Exercise directions | What lines of the material below hold the string "title"? Copy them out.

Dataset records |

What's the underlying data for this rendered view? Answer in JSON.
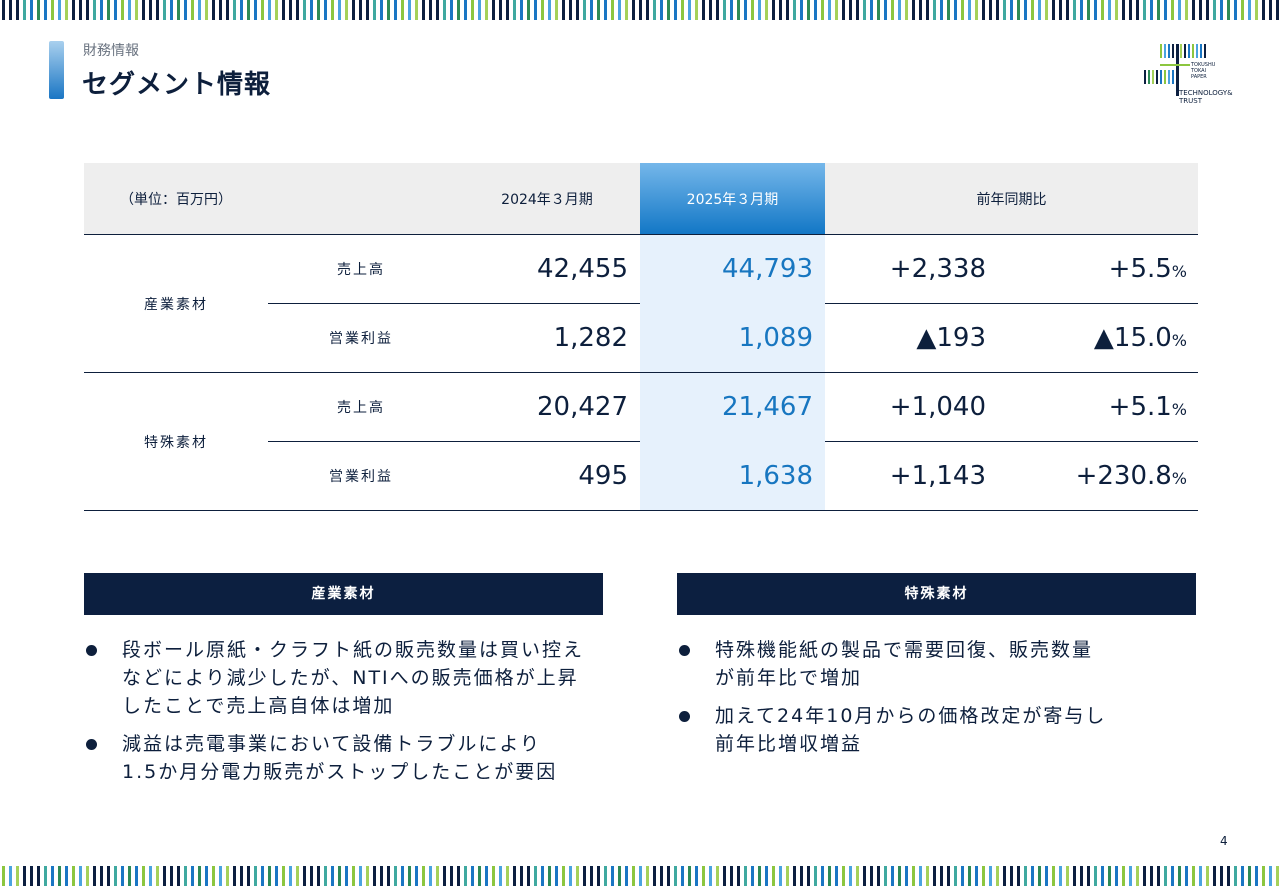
{
  "header": {
    "kicker": "財務情報",
    "title": "セグメント情報"
  },
  "logo": {
    "name_lines": [
      "TOKUSHU",
      "TOKAI",
      "PAPER"
    ],
    "tagline_lines": [
      "TECHNOLOGY&",
      "TRUST"
    ]
  },
  "table": {
    "unit": "（単位：百万円）",
    "col_prev": "2024年３月期",
    "col_cur": "2025年３月期",
    "col_yoy": "前年同期比",
    "groups": [
      {
        "segment": "産業素材",
        "rows": [
          {
            "item": "売上高",
            "prev": "42,455",
            "cur": "44,793",
            "diff": "+2,338",
            "ratio": "+5.5",
            "ratio_unit": "%"
          },
          {
            "item": "営業利益",
            "prev": "1,282",
            "cur": "1,089",
            "diff": "▲193",
            "ratio": "▲15.0",
            "ratio_unit": "%"
          }
        ]
      },
      {
        "segment": "特殊素材",
        "rows": [
          {
            "item": "売上高",
            "prev": "20,427",
            "cur": "21,467",
            "diff": "+1,040",
            "ratio": "+5.1",
            "ratio_unit": "%"
          },
          {
            "item": "営業利益",
            "prev": "495",
            "cur": "1,638",
            "diff": "+1,143",
            "ratio": "+230.8",
            "ratio_unit": "%"
          }
        ]
      }
    ]
  },
  "panels": [
    {
      "title": "産業素材",
      "bullets": [
        [
          "段ボール原紙・クラフト紙の販売数量は買い控え",
          "などにより減少したが、NTIへの販売価格が上昇",
          "したことで売上高自体は増加"
        ],
        [
          "減益は売電事業において設備トラブルにより",
          "1.5か月分電力販売がストップしたことが要因"
        ]
      ]
    },
    {
      "title": "特殊素材",
      "bullets": [
        [
          "特殊機能紙の製品で需要回復、販売数量",
          "が前年比で増加"
        ],
        [
          "加えて24年10月からの価格改定が寄与し",
          "前年比増収増益"
        ]
      ]
    }
  ],
  "page_number": "4",
  "colors": {
    "navy": "#0c1f40",
    "accent_blue": "#1776c0",
    "highlight": "#e6f1fc",
    "stripe_green": "#8cc63f"
  }
}
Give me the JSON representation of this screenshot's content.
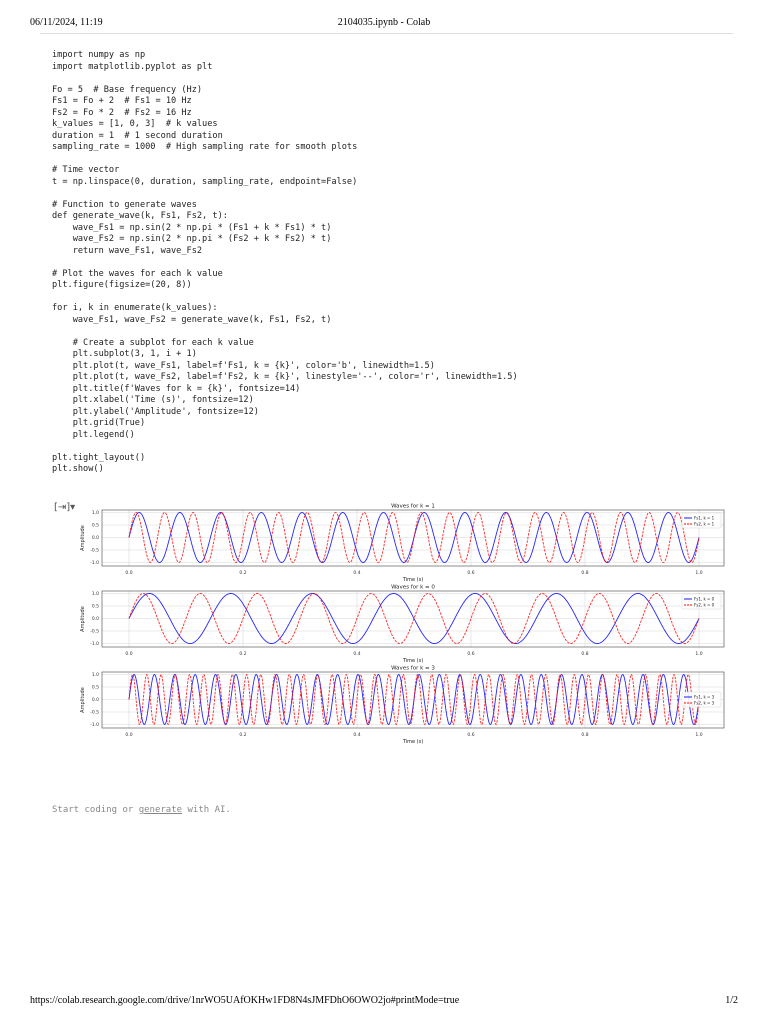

Response to this exercise |
    "title": "セグメント情報"
      "title": "産業素材",
      "title": "特殊素材",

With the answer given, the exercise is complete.